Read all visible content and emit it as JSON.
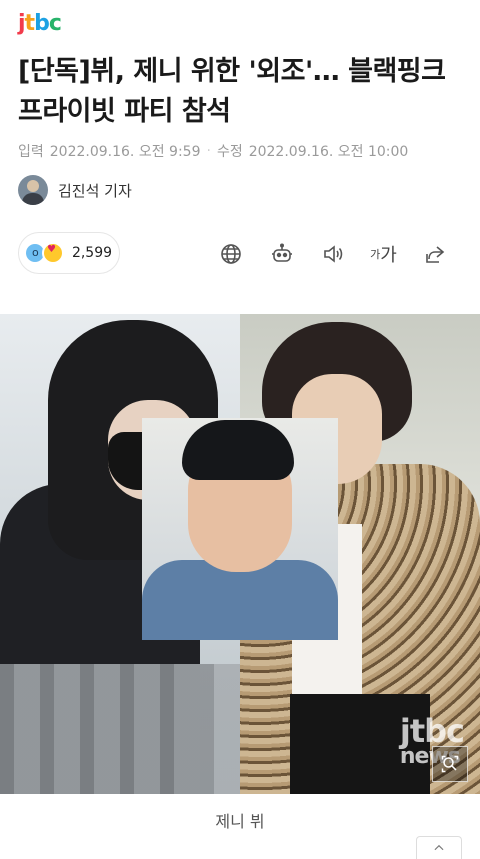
{
  "brand": {
    "logo_text": "jtbc"
  },
  "article": {
    "title": "[단독]뷔, 제니 위한 '외조'… 블랙핑크 프라이빗 파티 참석",
    "published_label": "입력",
    "published": "2022.09.16. 오전 9:59",
    "modified_label": "수정",
    "modified": "2022.09.16. 오전 10:00",
    "author": "김진석 기자"
  },
  "reactions": {
    "count": "2,599",
    "icons": [
      "wow-emoji",
      "love-eyes-emoji"
    ]
  },
  "toolbar": {
    "items": [
      {
        "name": "globe-icon"
      },
      {
        "name": "robot-icon"
      },
      {
        "name": "speaker-icon"
      },
      {
        "name": "font-size",
        "label_small": "가",
        "label": "가"
      },
      {
        "name": "share-icon"
      }
    ]
  },
  "photo": {
    "watermark_top": "jtbc",
    "watermark_bottom": "news",
    "caption": "제니 뷔"
  }
}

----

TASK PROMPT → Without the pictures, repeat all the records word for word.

REPLY →
Read all visible content and emit it as JSON.
{
  "brand": {
    "logo_text": "jtbc"
  },
  "article": {
    "title": "[단독]뷔, 제니 위한 '외조'… 블랙핑크 프라이빗 파티 참석",
    "published_label": "입력",
    "published": "2022.09.16. 오전 9:59",
    "modified_label": "수정",
    "modified": "2022.09.16. 오전 10:00",
    "author": "김진석 기자"
  },
  "reactions": {
    "count": "2,599",
    "icons": [
      "wow-emoji",
      "love-eyes-emoji"
    ]
  },
  "toolbar": {
    "items": [
      {
        "name": "globe-icon"
      },
      {
        "name": "robot-icon"
      },
      {
        "name": "speaker-icon"
      },
      {
        "name": "font-size",
        "label_small": "가",
        "label": "가"
      },
      {
        "name": "share-icon"
      }
    ]
  },
  "photo": {
    "watermark_top": "jtbc",
    "watermark_bottom": "news",
    "caption": "제니 뷔"
  }
}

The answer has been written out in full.